Since yesterday evening I’ve been having light, irregular contractions—mild enough that I was able to sleep through them, so that’s good. It’s impossible to tell whether this is really the beginning of labor or just an extended bout of Braxton Hicks contractions (“false labor”), but I’ve had a couple of other pre-labor signs and I’m hopeful that this will eventually start going somewhere. It’s still a couple weeks before my due date but that’s completely fine and normal; I’m considered full-term now.

I keep asking myself, are we ready? Are we ready? And the answer is: of course not, nobody ever is. But we’re excited and full of anticipation. I want a little baby to snuggle. I want to sniff his head and kiss his toes and look into his funny little face. Bring it on, kiddo, let’s do this thing.

Mar 3 2013

Robin and Davy Are Brothers

When I was a girl, my dad used to make little books for me. They weren’t fancy, just sheets of legal paper folded over, with photos stapled in. But Dad would make up funny stories around the photographs, and I loved those books. I still have them!

I wanted to make a little book like that for Robin and Davy, to help them prepare for Sol’s arrival. I thought if I started with a bound blank book it would have a better chance of withstanding life in a three-boy household, so I shopped around online, and ended up ordering this:


Which is the point at which I became aware that I was actually making a scrapbook!

It’s funny because my friend Wendy is a great scrap-booker (scrapper?) and I’ve always admired her fun, colorful books, but never particularly had the urge to make one myself. It was only by approaching the project as a storybook rather than a scrapbook that I found myself dipping a toe into those waters! It was a lot of fun though, and both the boys are super excited about their “brother book,” as they call it. Davy had me read it to him three times this morning.

Here is the story I wrote around the pictures:

Robin and Davy are brothers.

Robin is the big brother. He was born first.


When Robin was a baby he lived with Mommy and Daddy in San Francisco.


He liked to go to the park. But he had no one to play with.

One day Mommy said, “I have a new baby in my tummy!” Daddy said, “Yay! Let’s move to Oakland.”

When the baby came out of Mommy, we named him Davy. Robin helped Mommy and Daddy take care of him.

Now Robin had a little brother to play with.

Davy grew quickly.

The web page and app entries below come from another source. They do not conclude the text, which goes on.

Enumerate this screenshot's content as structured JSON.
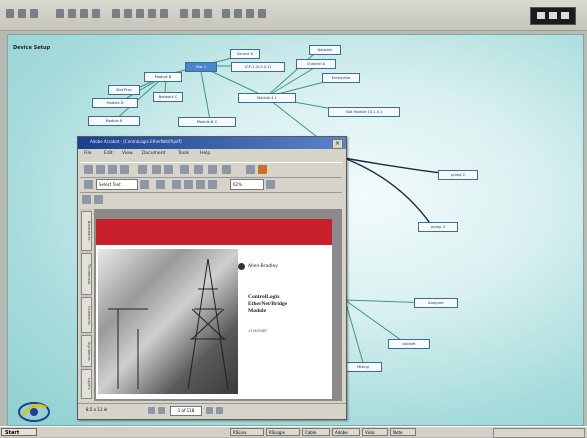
{
  "canvas": {
    "title": "Device Setup"
  },
  "nodes": [
    {
      "label": "Slot 1",
      "selected": true
    },
    {
      "label": "Source A"
    },
    {
      "label": "ICP-1 (0.0.0.1)"
    },
    {
      "label": "Network"
    },
    {
      "label": "Channel A"
    },
    {
      "label": "Enterprise"
    },
    {
      "label": "Module B"
    },
    {
      "label": "Slot Proc"
    },
    {
      "label": "Network C"
    },
    {
      "label": "Module D"
    },
    {
      "label": "Module R"
    },
    {
      "label": "Module B C"
    },
    {
      "label": "Module 4 1"
    },
    {
      "label": "Slot Module 10.1.0.1"
    },
    {
      "label": "pump 2"
    },
    {
      "label": "pump 3"
    },
    {
      "label": "Analyzer"
    },
    {
      "label": "cabinet"
    },
    {
      "label": "Mixing"
    }
  ],
  "window": {
    "title": "Adobe Acrobat - [CentroLogix EtherNet/IP.pdf]",
    "menu": [
      "File",
      "Edit",
      "View",
      "Document",
      "Tools",
      "Help"
    ],
    "select_text": "Select Text",
    "zoom": "62%",
    "side_tabs": [
      "Bookmarks",
      "Thumbnails",
      "Comments",
      "Signatures",
      "Layers"
    ],
    "doc": {
      "brand": "Allen-Bradley",
      "title_lines": [
        "ControlLogix",
        "EtherNet/Bridge",
        "Module"
      ],
      "subtitle": "1756-ENBT"
    },
    "page_indicator": "1 of 118",
    "page_size": "8.5 x 11 in"
  },
  "taskbar": {
    "start": "Start",
    "tasks": [
      "RSLinx",
      "RSLogix",
      "Cable",
      "Adobe",
      "Visio",
      "Note"
    ]
  }
}
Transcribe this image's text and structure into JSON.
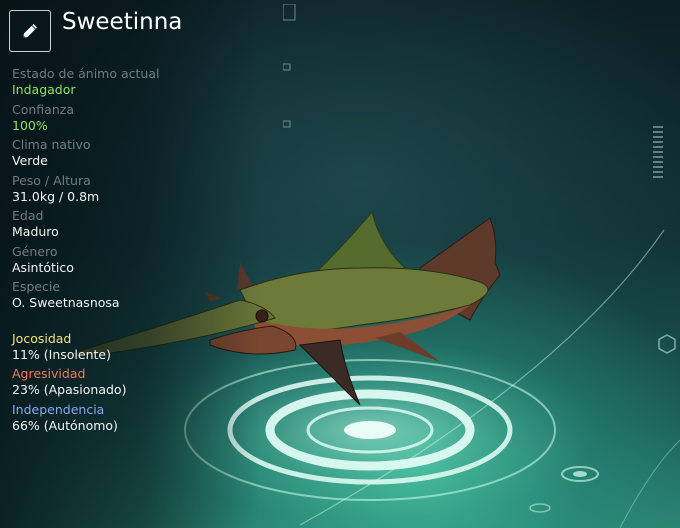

Soon he could walk and talk.

He wasn’t a baby any more. He was a little boy!

Robin and Davy did lots of things together.

They helped around the house.

They went to the Oakland zoo with Nanita and Markie.

They even went to school together. Robin taught Davy how to eat his lunch at the table.

They liked to watch movies on the couch.

At Hallowe’en they went trick or treating together.


Sometimes they went to sleep together.

One day Mommy said, “I have a new baby in my tummy!” Daddy said, “That’s not a baby, that’s a puppy.”

“That is Thora and she is our puppy,” said Davy.

Mommy said, “Yes, but there is also a baby. I need Robin and Davy to help me take care of the baby when it comes out!”

Robin remembered when Davy was a baby. “Babies are a lot of work,” said Robin.

“That’s true,” said Mommy. “They are a lot of work. That is why I will need help taking care of the baby.”


“Robin and Davy will be good helpers,” said Daddy. “Because they are such good brothers.”

The End